Given information:
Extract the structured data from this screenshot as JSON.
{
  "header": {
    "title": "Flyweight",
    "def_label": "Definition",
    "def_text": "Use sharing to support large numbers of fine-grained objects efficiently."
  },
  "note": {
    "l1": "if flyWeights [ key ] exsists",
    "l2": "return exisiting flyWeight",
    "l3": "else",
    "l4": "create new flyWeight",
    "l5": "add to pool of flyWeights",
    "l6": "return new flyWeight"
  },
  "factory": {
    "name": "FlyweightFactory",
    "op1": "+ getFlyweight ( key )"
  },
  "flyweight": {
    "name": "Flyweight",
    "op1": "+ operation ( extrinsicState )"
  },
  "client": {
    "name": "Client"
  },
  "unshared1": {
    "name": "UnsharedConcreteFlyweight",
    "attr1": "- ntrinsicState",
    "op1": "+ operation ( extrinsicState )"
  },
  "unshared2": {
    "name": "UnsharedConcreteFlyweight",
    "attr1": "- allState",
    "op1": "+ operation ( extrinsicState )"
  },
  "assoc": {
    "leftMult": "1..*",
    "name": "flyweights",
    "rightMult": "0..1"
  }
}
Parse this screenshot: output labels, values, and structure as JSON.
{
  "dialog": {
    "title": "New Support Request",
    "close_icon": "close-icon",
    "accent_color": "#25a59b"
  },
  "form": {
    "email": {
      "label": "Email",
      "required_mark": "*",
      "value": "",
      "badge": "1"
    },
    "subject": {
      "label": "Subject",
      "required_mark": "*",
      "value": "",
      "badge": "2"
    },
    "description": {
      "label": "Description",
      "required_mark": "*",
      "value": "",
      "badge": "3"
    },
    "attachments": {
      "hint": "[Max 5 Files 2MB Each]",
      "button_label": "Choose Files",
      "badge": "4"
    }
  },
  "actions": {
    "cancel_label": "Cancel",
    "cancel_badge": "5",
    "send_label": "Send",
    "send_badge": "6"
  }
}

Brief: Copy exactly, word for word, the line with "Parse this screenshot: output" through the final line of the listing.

Solution:
Parse this screenshot: output labels, values, and structure as JSON.
{
  "dialog": {
    "title": "New Support Request",
    "close_icon": "close-icon",
    "accent_color": "#25a59b"
  },
  "form": {
    "email": {
      "label": "Email",
      "required_mark": "*",
      "value": "",
      "badge": "1"
    },
    "subject": {
      "label": "Subject",
      "required_mark": "*",
      "value": "",
      "badge": "2"
    },
    "description": {
      "label": "Description",
      "required_mark": "*",
      "value": "",
      "badge": "3"
    },
    "attachments": {
      "hint": "[Max 5 Files 2MB Each]",
      "button_label": "Choose Files",
      "badge": "4"
    }
  },
  "actions": {
    "cancel_label": "Cancel",
    "cancel_badge": "5",
    "send_label": "Send",
    "send_badge": "6"
  }
}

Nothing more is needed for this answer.